The general theory predicted that a light beam passing near a massive object would actually be bent, and by how much. This prediction was supported during a total eclipse of the Sun in May 1919, and again by observations of a total eclipse in Australia in 1922.
One of the predictions of the general theory is that the Universe is expanding, giving a basis for the 'big bang' theory of the origins of the Universe. It has also been used to explain black holes and quasars.
The nature of light had been debated for many years. Was it made up of particles or waves? Isaac Newton believed light to be made up of particles, Christiaan Huygens stated it was a wave phenomenon, and this was reinforced when Thomas Young demonstrated interference. Later Maxwell suggested and Hertz proved that light was part of the electromagnetic spectrum.
In 1905 Einstein reintroduced the particle theory of light. A few years earlier, Max Planck had proposed that energy in an atom occurs in little chunks called quanta. Einstein suggested that light also existed in chunks or quanta. These quanta are now called photons. He concluded this by examining the photoelectric effect – the release of electrons from metals when light shines on them. To make this happen, the light needed to be high frequency (ultraviolet). Low frequency light (red) would not make it happen, no matter how bright the light was. Einstein explained this by thinking of light in terms of photons. Each electron is pushed out from the metal by one photon — as long as that photon has enough energy. Only high frequency light has photons with enough energy. Low frequency light has low energy photons, and no matter how many there are, none of them has enough energy to dislodge an electron.

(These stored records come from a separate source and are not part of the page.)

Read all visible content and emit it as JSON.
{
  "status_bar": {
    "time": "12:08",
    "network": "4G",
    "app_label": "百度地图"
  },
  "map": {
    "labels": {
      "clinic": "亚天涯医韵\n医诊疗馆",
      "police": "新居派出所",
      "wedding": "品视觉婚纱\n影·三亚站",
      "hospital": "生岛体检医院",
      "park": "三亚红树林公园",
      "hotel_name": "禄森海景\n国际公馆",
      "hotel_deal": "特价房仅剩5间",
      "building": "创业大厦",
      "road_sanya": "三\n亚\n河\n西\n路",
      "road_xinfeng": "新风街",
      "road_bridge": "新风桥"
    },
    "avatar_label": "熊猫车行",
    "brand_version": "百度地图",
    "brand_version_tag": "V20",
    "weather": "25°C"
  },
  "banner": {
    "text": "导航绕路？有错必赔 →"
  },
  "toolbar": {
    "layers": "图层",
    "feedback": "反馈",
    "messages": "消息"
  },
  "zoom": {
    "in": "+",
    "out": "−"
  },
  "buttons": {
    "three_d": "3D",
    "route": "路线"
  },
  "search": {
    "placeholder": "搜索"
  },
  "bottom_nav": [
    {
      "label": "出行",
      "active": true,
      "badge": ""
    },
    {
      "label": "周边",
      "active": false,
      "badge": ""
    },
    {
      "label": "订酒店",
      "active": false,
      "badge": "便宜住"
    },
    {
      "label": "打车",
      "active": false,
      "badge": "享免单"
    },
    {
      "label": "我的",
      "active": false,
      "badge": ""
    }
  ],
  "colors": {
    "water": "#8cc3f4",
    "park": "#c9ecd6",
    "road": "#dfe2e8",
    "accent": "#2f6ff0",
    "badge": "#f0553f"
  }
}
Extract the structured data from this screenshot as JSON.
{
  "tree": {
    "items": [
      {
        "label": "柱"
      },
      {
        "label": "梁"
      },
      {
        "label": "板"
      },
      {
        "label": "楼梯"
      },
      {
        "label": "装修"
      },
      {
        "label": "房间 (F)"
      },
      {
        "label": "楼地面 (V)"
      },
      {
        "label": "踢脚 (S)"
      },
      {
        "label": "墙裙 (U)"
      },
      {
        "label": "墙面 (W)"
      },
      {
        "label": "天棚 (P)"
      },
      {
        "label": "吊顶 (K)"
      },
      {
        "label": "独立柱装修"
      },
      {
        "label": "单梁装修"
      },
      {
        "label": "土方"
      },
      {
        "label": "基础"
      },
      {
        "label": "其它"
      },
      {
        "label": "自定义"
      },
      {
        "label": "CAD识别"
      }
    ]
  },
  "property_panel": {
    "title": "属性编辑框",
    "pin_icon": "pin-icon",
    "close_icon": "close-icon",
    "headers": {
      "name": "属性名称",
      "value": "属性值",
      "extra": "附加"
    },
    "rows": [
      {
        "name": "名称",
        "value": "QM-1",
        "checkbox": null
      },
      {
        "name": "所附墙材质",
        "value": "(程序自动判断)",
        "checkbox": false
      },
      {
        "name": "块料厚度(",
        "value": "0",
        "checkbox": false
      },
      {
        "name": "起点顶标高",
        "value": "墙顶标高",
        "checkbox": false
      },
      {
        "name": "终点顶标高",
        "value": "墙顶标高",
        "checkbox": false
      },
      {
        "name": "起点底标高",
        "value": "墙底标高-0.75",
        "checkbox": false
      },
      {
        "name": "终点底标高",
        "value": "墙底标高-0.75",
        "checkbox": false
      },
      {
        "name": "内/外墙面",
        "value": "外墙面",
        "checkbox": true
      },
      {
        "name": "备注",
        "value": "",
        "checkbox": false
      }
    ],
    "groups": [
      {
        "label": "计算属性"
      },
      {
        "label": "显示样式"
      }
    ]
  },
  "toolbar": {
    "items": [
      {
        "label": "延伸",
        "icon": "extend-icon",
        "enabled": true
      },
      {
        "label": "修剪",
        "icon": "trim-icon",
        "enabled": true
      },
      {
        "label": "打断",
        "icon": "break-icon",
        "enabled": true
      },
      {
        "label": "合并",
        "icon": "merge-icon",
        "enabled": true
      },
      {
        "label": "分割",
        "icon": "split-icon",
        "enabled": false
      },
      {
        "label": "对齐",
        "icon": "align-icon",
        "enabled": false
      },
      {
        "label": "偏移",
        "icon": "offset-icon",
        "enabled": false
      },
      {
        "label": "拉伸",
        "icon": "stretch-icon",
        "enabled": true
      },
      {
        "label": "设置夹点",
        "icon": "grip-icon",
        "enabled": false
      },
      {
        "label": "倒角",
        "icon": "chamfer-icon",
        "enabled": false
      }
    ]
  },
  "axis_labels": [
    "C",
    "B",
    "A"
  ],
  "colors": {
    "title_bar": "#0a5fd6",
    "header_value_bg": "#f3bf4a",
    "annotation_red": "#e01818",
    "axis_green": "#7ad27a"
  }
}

Between 1916 and 1925, Einstein made other contributions to the study of light, including the idea of stimulated emission of radiation – a concept which led to the development of the laser.
Unified Field Theory
The quest to explain gravity and electromagnetism together as aspects of a common phenomenon occupied Einstein's scientific thoughts for much of the last thirty years of his life until he died in 1955. He wanted to provide a basis to explain the Universe in a way other than quantum mechanics which described activities in terms of probabilities. He did not succeed. Since then the weak and strong nuclear forces have been discovered.
Electromagnetism and the nuclear forces can be explained using quantum mechanics, and the search continues for a theory to explain everything!